EXTRACTED MATERIAL: Begin
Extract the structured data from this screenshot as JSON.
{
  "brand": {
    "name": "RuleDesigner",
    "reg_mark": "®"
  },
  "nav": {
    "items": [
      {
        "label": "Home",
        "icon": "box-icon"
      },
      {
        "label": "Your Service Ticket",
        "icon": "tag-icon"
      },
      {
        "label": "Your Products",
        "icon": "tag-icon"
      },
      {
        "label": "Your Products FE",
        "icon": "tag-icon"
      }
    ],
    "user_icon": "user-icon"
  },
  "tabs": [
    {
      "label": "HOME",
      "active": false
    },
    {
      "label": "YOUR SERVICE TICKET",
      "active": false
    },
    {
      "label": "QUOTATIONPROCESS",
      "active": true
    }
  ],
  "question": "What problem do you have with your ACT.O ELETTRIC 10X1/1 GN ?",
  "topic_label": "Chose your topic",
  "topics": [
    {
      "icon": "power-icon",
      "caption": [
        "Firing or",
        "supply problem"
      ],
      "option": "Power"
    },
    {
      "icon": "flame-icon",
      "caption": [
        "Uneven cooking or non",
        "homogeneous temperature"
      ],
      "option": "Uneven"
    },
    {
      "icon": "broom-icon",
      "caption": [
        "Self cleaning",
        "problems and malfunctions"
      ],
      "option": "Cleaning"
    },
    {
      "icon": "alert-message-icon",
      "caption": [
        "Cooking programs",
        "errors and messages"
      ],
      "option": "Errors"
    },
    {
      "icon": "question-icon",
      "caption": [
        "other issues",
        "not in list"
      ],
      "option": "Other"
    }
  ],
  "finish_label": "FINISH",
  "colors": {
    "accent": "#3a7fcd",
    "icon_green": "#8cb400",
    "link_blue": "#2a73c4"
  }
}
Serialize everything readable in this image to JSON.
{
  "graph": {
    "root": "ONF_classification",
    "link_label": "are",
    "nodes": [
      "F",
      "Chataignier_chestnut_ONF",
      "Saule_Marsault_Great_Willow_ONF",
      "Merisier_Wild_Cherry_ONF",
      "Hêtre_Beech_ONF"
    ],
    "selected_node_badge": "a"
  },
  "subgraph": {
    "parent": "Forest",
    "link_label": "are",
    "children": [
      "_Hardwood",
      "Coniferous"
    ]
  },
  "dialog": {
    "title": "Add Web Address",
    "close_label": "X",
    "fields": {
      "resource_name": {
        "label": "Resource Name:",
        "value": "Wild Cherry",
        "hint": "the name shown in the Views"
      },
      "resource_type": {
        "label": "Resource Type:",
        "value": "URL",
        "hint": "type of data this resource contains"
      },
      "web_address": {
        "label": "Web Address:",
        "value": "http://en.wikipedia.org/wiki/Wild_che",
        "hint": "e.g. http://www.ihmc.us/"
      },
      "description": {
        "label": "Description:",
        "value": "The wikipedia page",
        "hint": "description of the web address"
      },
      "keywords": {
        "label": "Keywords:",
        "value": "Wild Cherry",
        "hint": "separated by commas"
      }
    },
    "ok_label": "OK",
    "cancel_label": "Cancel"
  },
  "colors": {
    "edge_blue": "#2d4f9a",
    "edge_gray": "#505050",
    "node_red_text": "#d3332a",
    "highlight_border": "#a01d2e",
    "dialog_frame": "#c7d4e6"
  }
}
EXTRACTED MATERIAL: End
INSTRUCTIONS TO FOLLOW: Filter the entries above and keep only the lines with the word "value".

TASK RESPONSE:
        "value": "Wild Cherry",
        "value": "URL",
        "value": "http://en.wikipedia.org/wiki/Wild_che",
        "value": "The wikipedia page",
        "value": "Wild Cherry",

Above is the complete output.